• _Problem to solve_
Search the entries for the word "высших" and return every line where it is found.

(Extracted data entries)
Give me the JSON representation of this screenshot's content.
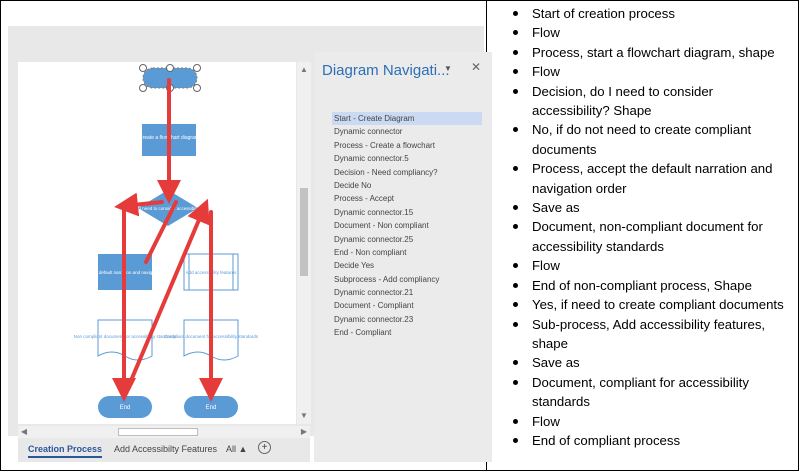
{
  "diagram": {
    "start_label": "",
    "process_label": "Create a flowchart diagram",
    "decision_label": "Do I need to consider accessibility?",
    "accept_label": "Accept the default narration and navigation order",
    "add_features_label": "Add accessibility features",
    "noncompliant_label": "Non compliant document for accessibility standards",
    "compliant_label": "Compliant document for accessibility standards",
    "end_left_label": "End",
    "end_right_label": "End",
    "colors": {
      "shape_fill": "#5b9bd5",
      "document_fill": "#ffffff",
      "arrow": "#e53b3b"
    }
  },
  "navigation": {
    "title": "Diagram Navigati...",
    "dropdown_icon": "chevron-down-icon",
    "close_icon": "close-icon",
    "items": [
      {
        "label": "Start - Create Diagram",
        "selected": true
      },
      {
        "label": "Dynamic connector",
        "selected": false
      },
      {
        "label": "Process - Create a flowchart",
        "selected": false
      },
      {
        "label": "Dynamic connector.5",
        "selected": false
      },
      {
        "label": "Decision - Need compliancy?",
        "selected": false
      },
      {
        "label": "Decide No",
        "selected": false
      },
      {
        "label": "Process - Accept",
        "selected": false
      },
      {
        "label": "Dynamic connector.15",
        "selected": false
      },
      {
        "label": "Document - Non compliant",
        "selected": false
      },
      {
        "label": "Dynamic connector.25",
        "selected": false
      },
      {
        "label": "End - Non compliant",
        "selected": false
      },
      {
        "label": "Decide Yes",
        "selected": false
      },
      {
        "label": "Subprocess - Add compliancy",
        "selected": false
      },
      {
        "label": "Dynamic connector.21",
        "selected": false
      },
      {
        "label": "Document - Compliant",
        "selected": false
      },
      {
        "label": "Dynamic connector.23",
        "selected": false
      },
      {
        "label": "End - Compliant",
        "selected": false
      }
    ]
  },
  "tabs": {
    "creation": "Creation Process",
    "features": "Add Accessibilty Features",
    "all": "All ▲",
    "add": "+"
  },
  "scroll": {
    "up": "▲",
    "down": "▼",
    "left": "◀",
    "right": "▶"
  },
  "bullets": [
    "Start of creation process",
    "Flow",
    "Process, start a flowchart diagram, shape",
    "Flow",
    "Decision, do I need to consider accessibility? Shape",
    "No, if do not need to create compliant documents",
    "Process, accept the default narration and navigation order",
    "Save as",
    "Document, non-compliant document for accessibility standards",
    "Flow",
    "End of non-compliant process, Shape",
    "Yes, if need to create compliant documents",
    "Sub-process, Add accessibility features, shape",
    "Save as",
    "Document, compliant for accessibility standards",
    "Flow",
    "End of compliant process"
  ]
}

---

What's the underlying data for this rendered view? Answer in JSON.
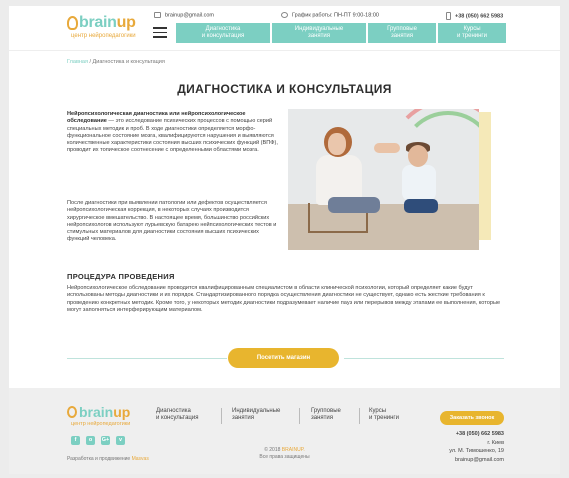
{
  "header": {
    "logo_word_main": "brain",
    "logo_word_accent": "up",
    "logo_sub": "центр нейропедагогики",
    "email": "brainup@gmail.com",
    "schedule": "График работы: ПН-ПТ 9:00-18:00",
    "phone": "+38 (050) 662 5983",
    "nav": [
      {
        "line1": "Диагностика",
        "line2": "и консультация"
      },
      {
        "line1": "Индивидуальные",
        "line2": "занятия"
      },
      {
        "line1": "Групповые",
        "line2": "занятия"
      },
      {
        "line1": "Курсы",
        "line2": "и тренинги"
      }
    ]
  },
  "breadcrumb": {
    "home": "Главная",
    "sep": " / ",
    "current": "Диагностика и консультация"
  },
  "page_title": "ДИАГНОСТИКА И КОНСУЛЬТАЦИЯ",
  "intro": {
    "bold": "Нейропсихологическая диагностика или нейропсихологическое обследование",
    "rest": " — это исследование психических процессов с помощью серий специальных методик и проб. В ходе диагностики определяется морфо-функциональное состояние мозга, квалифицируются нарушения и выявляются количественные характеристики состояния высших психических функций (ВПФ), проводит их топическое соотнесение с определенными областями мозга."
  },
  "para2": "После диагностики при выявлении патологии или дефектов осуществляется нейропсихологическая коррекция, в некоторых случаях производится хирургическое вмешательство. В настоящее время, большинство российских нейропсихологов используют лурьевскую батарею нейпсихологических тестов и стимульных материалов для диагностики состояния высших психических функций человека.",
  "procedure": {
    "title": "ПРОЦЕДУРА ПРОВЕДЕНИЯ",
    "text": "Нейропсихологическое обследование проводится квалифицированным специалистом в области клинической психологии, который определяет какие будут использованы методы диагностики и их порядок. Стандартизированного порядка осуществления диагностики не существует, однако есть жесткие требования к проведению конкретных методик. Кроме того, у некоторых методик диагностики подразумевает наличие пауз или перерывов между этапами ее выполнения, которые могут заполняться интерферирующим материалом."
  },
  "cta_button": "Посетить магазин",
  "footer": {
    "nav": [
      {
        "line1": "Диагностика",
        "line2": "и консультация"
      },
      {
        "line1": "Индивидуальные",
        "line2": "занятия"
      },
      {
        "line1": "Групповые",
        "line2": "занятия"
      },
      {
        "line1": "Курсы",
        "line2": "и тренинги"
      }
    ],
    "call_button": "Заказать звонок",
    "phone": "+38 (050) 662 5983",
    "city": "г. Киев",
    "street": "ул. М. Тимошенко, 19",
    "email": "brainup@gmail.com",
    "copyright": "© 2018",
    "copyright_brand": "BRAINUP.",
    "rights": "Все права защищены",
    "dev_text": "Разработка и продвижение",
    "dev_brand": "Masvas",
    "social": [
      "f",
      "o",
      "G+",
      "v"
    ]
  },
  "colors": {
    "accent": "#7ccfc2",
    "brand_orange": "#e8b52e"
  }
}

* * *

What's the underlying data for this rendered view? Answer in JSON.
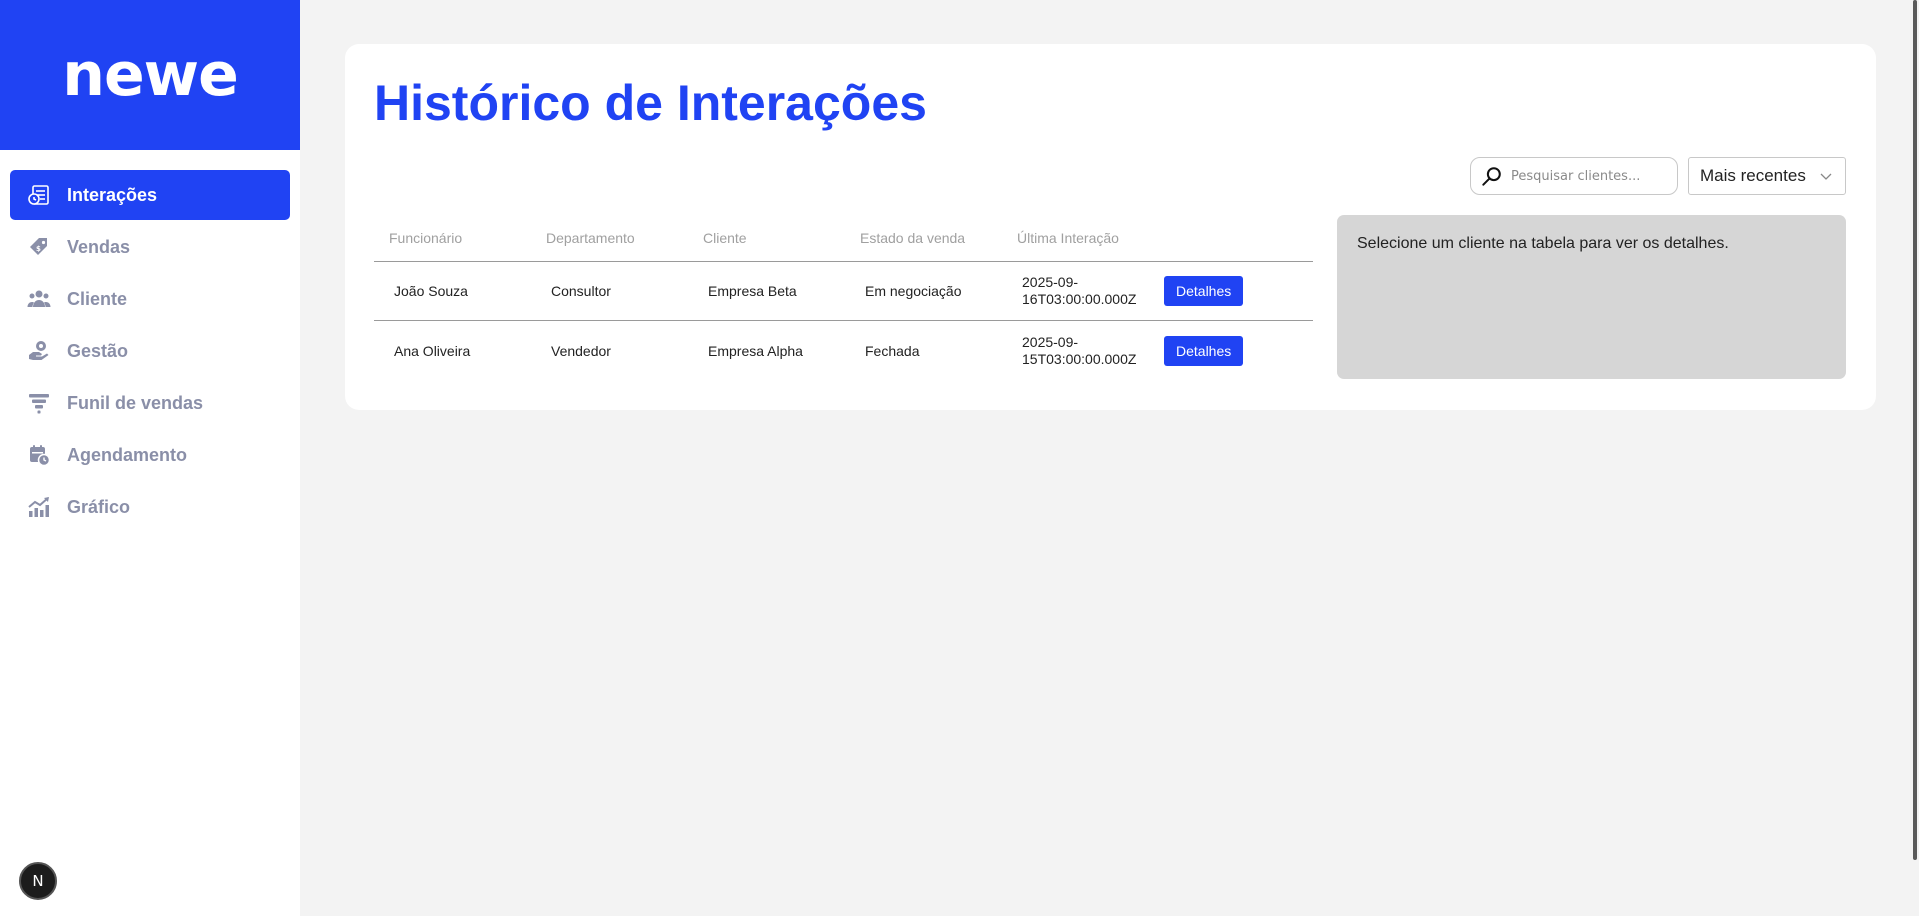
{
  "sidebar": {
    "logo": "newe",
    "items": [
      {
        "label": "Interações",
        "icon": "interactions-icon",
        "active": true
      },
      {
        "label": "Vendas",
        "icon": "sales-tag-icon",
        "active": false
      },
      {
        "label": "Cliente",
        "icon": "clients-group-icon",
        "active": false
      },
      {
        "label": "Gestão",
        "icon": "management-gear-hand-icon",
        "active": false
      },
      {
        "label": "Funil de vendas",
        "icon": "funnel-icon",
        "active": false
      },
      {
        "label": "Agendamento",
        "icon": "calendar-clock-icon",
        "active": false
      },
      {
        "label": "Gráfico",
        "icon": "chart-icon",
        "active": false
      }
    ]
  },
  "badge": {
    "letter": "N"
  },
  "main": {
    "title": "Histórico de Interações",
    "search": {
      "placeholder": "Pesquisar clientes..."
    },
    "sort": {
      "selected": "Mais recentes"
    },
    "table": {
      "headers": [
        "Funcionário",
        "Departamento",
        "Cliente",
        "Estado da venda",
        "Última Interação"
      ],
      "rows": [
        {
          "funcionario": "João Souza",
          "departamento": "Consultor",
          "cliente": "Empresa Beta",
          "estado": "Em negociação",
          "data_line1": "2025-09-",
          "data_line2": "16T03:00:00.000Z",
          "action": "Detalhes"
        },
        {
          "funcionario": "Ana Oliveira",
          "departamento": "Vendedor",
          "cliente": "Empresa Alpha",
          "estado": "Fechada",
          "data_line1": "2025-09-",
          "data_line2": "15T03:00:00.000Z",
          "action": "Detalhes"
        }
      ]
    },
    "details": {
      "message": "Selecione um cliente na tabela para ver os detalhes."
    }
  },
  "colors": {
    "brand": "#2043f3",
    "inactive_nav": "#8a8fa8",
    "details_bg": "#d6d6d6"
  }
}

• _Result of this exercise_
    "rest": " — это исследование психических процессов с помощью серий специальных методик и проб. В ходе диагностики определяется морфо-функциональное состояние мозга, квалифицируются нарушения и выявляются количественные характеристики состояния высших психических функций (ВПФ), проводит их топическое соотнесение с определенными областями мозга."
  "para2": "После диагностики при выявлении патологии или дефектов осуществляется нейропсихологическая коррекция, в некоторых случаях производится хирургическое вмешательство. В настоящее время, большинство российских нейропсихологов используют лурьевскую батарею нейпсихологических тестов и стимульных материалов для диагностики состояния высших психических функций человека.",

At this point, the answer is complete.